We were not able to answer every question during the training, and this blog provides answers to all the questions. We thought you all might be interested in reading through them to find ones that will help you with your work.
How can I make a graphic overlapping two pair of data with different delta X?
To overlay two datasets that have different X values, you have two options:
- Use Data>Alter>Specify Equations to normalize the X variable. You can then plot both datasets in the same frame.
- Use two different frames. Load each dataset into a separate frame and then overlay the frames. Use Frame>Edit Current Frame to make the frame background transparent.
How do I pull out a single variable from a pre-formatted Tecplot dataset and plot it as line vs time?
If I have understood the question correctly, after you load the data, you can use the Tools>Probe. This command creates a time-series function to plot the values at a specific point through time. You can also use the Analyze>Perform Integration tool to create a line plot of an integrated variable versus time.
Can I input exact geometries to extract? For example, can I define a rectangle by coordinates and then extract geometry over time?
Yes, you can do this using our scripting layer. See the macro command, $!ExtractFromPolyline, in the Tecplot Scripting Guide.

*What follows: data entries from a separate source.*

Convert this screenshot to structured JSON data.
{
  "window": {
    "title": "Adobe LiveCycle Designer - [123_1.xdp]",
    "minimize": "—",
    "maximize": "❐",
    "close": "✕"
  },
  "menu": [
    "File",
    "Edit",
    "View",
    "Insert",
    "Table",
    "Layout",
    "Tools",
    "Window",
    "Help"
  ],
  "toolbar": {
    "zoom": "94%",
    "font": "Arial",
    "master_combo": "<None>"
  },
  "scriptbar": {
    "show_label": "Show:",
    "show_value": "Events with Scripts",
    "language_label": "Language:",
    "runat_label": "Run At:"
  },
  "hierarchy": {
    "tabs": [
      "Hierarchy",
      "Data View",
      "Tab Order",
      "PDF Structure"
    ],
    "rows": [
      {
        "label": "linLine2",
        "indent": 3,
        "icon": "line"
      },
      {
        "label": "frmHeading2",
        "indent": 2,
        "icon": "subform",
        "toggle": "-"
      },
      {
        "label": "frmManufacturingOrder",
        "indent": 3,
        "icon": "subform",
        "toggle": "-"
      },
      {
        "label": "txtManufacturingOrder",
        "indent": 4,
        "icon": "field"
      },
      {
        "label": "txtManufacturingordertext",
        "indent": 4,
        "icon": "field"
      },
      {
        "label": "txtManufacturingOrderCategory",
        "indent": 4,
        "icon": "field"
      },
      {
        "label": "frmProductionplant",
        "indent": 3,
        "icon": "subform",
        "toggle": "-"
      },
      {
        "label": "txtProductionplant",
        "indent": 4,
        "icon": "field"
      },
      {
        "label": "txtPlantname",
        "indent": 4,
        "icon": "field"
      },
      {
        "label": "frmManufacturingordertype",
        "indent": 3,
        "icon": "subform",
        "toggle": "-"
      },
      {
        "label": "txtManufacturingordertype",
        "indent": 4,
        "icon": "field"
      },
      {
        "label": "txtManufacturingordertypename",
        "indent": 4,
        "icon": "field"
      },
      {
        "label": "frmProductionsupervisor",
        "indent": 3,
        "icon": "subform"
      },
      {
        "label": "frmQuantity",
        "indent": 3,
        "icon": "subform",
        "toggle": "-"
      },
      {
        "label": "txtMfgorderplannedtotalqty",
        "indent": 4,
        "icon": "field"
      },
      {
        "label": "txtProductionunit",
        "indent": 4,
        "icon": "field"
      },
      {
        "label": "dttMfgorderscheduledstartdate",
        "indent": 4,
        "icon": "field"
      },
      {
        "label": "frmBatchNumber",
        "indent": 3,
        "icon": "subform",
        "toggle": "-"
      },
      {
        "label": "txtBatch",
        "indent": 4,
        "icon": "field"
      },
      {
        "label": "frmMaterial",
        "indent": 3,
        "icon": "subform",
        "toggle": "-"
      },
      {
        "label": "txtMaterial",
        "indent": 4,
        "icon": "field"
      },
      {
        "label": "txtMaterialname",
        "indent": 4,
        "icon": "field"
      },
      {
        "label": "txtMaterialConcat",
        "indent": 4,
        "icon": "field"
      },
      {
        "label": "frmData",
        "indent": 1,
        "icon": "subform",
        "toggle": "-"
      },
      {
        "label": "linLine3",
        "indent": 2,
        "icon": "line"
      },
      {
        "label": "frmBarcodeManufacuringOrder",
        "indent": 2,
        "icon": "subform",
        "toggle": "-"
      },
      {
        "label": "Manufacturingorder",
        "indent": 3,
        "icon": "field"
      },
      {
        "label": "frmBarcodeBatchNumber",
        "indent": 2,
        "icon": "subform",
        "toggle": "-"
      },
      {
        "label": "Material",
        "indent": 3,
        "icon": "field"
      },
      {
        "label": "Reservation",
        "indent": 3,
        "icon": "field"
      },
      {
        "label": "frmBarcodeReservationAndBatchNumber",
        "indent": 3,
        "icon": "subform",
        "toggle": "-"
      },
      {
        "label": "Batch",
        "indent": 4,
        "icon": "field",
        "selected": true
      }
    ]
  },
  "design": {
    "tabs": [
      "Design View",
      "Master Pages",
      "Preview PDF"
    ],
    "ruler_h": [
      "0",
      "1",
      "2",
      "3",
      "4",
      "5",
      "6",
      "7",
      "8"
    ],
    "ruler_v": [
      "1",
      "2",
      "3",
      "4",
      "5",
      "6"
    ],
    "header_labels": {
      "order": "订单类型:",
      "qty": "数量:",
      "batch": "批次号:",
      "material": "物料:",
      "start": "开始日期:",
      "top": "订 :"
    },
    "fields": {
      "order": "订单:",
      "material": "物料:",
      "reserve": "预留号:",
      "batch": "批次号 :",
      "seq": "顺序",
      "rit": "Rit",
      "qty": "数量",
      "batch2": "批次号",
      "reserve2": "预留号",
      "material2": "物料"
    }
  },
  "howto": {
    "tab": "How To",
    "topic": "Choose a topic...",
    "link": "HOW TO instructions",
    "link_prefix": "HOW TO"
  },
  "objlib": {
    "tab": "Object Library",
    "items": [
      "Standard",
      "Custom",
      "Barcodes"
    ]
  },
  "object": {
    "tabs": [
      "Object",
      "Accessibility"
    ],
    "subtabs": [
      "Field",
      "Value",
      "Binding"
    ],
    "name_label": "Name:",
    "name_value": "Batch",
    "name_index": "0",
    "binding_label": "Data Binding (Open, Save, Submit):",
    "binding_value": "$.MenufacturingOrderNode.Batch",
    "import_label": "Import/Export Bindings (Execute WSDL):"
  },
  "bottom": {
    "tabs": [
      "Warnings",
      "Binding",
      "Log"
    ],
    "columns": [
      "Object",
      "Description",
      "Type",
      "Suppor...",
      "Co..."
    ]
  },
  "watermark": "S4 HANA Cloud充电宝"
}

If you prefer Python, use the script, tecplot.data.extract.extract_line(), in the PyTecplot Reference Manual.
Could you do a seminar on PyTecplot?
We have many tutorials and webinars on PyTecplot. Here is a list of the resources available on our website. And we will most likely do a future online training on PyTecplot!
- Webinars and Video Tutorials
- How to and Informational Blogs
- Documentation, Installation, Python Scripts
Which export format do you recommend?
Tecplot binary files (.plt or .szplt) are recommended for importing and exporting Tecplot 360 data. See our blog on Comparison of Data File Formats.
If you are asking about image and animation export formats, here is our advice. The vector image formats EPS and PostScript will give you the clearest high-resolution images for printing and publications. If you are sharing your images online, JPEG, PNG are best because they will be easier to render and the files sizes will be smaller. Here is a short blog on Exporting Image File Formats.
For movies, we find that MP4 works well for us. The format you choose will certainly depend on where you will be using the video.
Can Tecplot 360 import CFD++ data directly?
CFD++ exports directly to Tecplot binary format (.plt), and we recommend that. Tecplot 360 is compatible with many other file formats. Here is a short video tutorial on Loading Your Data. And here is a link to all Tecplot 360 compatible file formats.
Can Tecplot 360 read Autodesk CFD files?
Tecplot 360 does not have a direct loader for Autodesk CFD files. We can read STL files, so if you’re bringing in a geometry, we can read the STL format. If you are having trouble loading your data, please contact our support staff (firstname.lastname@example.org), and we’ll see if we help you.
If I switch to a predefined view in 3D (let’s say an XY view), can I control the direction of the view?
I believe you are referring to the Snap to orientation view in the plot sidebar. Yes, once you snap to an orientation view, you can manipulate the plot as usual. The Snap to orientation views are quick shortcuts to get to a certain view.
Can you integrate the pressure along the wing surface to get the net force?
Yes. You do that with the Analyze>Perform Integration menu, which opens the Integrate dialog. Then you can do integrations, and calculate forces and moments. Here are a couple of links that can walk you through calculating forces:
In a map view of a terrain where Z changes with X and Y, can Tecplot 360 show an X, Y view of only the top most layer nodes? Sometimes it shows contours underlying the layers.
This is an interesting question. In coastal and ocean modeling, for example, if you load FVCOM data, which have X, Y and Z dimensions, and show a 2D plot, Tecplot 360 has no awareness of depth in that 2D view. The Z axis must be assigned to tell Tecplot 360 whether to show the top nodes or the bottom nodes. If you want to see a top down view, change to a 3D plot and assign the Z axis for a top down view.
Can I do a derivation of the variables in the equation editor?
Yes, go to Data>Alter>Specify Equations to open the Specify Equations dialog. Click on the Help menu, which opens the equations page in the Tecplot 360 User’s Manual. This Help page has links to the equation syntax. There you will see a list of the different expressions and operators you can use. The page also tells you how to do different derivative and differencing functions, if you want a derivative of an existing variable.
Export image and video formats seem to lose some quality compared to what I see in the Tecplot GUI. Can you give me some suggestions?
The first thing to try is to check the anti-aliasing box and set it to three (3). Antialiasing will smooth out the lines and the text. However, there will still be some differences in the onscreen vs. the exported images. Tecplot 360 uses one branch of code for onscreen rendering, and a different branch when exporting. I recommend exporting larger images with anti-aliasing.
Is there a way to find the location of the maximum or minimum value of a variable?
This capability is not built into the Tecplot 360 GUI (graphical user interface), but can be done with our Python API, PyTecplot. A script to highlight the maximum point is available on our GitHub page. More information can be found in our user manuals, installation, getting started, scripting and quick reference guides in our Tecplot Product Documentation.